Assigned task:
This task calls for every entry below to be repeated exactly.

Records supplied:
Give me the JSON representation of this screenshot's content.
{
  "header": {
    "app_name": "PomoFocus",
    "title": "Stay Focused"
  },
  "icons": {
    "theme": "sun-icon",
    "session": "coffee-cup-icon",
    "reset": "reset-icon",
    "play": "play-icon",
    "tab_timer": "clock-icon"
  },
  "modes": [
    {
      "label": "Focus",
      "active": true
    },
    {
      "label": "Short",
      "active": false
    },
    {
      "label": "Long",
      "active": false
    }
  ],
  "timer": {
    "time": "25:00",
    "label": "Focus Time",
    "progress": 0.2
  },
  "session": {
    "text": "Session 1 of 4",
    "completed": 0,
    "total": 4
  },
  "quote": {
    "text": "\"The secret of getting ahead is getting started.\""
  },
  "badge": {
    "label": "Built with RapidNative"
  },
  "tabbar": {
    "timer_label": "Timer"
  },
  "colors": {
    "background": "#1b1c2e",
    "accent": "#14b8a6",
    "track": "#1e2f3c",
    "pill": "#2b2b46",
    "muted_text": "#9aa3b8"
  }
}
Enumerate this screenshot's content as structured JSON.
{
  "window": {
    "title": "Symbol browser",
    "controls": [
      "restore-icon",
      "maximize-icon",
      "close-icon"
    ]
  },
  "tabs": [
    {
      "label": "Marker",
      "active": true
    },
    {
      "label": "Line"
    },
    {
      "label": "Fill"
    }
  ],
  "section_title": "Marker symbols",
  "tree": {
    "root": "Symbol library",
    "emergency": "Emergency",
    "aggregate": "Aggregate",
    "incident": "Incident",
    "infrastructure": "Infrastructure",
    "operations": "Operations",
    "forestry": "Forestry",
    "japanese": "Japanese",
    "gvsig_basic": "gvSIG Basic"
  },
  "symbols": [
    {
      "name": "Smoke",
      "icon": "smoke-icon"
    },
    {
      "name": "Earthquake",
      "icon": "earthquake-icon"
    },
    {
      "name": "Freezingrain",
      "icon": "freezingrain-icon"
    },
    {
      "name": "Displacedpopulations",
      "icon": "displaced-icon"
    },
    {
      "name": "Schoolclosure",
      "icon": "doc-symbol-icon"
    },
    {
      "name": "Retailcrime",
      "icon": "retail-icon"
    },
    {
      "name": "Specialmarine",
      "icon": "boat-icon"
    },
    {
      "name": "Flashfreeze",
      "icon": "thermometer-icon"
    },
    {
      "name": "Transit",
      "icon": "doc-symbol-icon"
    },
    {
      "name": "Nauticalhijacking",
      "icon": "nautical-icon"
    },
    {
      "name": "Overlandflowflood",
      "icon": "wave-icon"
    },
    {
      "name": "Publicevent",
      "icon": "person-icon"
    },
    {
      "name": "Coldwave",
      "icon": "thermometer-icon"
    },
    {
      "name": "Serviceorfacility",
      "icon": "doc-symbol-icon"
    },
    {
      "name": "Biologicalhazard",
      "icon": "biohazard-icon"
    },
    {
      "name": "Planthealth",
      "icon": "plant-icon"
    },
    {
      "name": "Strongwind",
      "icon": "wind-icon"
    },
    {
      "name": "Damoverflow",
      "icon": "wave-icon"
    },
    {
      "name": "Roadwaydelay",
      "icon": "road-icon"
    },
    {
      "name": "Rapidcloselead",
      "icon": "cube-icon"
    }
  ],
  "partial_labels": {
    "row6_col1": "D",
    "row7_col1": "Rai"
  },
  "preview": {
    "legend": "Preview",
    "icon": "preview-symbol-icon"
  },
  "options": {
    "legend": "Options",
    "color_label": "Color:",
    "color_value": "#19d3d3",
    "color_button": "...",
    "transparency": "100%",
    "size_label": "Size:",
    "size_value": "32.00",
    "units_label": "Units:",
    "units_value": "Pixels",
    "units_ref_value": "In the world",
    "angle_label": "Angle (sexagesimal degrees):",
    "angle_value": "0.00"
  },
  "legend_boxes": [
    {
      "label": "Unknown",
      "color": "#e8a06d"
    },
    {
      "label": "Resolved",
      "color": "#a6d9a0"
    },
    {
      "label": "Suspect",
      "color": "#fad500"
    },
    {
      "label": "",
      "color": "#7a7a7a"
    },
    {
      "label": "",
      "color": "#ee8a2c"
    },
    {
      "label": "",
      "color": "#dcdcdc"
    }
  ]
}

Exercise output:
Give me the JSON representation of this screenshot's content.
{
  "header": {
    "app_name": "PomoFocus",
    "title": "Stay Focused"
  },
  "icons": {
    "theme": "sun-icon",
    "session": "coffee-cup-icon",
    "reset": "reset-icon",
    "play": "play-icon",
    "tab_timer": "clock-icon"
  },
  "modes": [
    {
      "label": "Focus",
      "active": true
    },
    {
      "label": "Short",
      "active": false
    },
    {
      "label": "Long",
      "active": false
    }
  ],
  "timer": {
    "time": "25:00",
    "label": "Focus Time",
    "progress": 0.2
  },
  "session": {
    "text": "Session 1 of 4",
    "completed": 0,
    "total": 4
  },
  "quote": {
    "text": "\"The secret of getting ahead is getting started.\""
  },
  "badge": {
    "label": "Built with RapidNative"
  },
  "tabbar": {
    "timer_label": "Timer"
  },
  "colors": {
    "background": "#1b1c2e",
    "accent": "#14b8a6",
    "track": "#1e2f3c",
    "pill": "#2b2b46",
    "muted_text": "#9aa3b8"
  }
}
Enumerate this screenshot's content as structured JSON.
{
  "window": {
    "title": "Symbol browser",
    "controls": [
      "restore-icon",
      "maximize-icon",
      "close-icon"
    ]
  },
  "tabs": [
    {
      "label": "Marker",
      "active": true
    },
    {
      "label": "Line"
    },
    {
      "label": "Fill"
    }
  ],
  "section_title": "Marker symbols",
  "tree": {
    "root": "Symbol library",
    "emergency": "Emergency",
    "aggregate": "Aggregate",
    "incident": "Incident",
    "infrastructure": "Infrastructure",
    "operations": "Operations",
    "forestry": "Forestry",
    "japanese": "Japanese",
    "gvsig_basic": "gvSIG Basic"
  },
  "symbols": [
    {
      "name": "Smoke",
      "icon": "smoke-icon"
    },
    {
      "name": "Earthquake",
      "icon": "earthquake-icon"
    },
    {
      "name": "Freezingrain",
      "icon": "freezingrain-icon"
    },
    {
      "name": "Displacedpopulations",
      "icon": "displaced-icon"
    },
    {
      "name": "Schoolclosure",
      "icon": "doc-symbol-icon"
    },
    {
      "name": "Retailcrime",
      "icon": "retail-icon"
    },
    {
      "name": "Specialmarine",
      "icon": "boat-icon"
    },
    {
      "name": "Flashfreeze",
      "icon": "thermometer-icon"
    },
    {
      "name": "Transit",
      "icon": "doc-symbol-icon"
    },
    {
      "name": "Nauticalhijacking",
      "icon": "nautical-icon"
    },
    {
      "name": "Overlandflowflood",
      "icon": "wave-icon"
    },
    {
      "name": "Publicevent",
      "icon": "person-icon"
    },
    {
      "name": "Coldwave",
      "icon": "thermometer-icon"
    },
    {
      "name": "Serviceorfacility",
      "icon": "doc-symbol-icon"
    },
    {
      "name": "Biologicalhazard",
      "icon": "biohazard-icon"
    },
    {
      "name": "Planthealth",
      "icon": "plant-icon"
    },
    {
      "name": "Strongwind",
      "icon": "wind-icon"
    },
    {
      "name": "Damoverflow",
      "icon": "wave-icon"
    },
    {
      "name": "Roadwaydelay",
      "icon": "road-icon"
    },
    {
      "name": "Rapidcloselead",
      "icon": "cube-icon"
    }
  ],
  "partial_labels": {
    "row6_col1": "D",
    "row7_col1": "Rai"
  },
  "preview": {
    "legend": "Preview",
    "icon": "preview-symbol-icon"
  },
  "options": {
    "legend": "Options",
    "color_label": "Color:",
    "color_value": "#19d3d3",
    "color_button": "...",
    "transparency": "100%",
    "size_label": "Size:",
    "size_value": "32.00",
    "units_label": "Units:",
    "units_value": "Pixels",
    "units_ref_value": "In the world",
    "angle_label": "Angle (sexagesimal degrees):",
    "angle_value": "0.00"
  },
  "legend_boxes": [
    {
      "label": "Unknown",
      "color": "#e8a06d"
    },
    {
      "label": "Resolved",
      "color": "#a6d9a0"
    },
    {
      "label": "Suspect",
      "color": "#fad500"
    },
    {
      "label": "",
      "color": "#7a7a7a"
    },
    {
      "label": "",
      "color": "#ee8a2c"
    },
    {
      "label": "",
      "color": "#dcdcdc"
    }
  ]
}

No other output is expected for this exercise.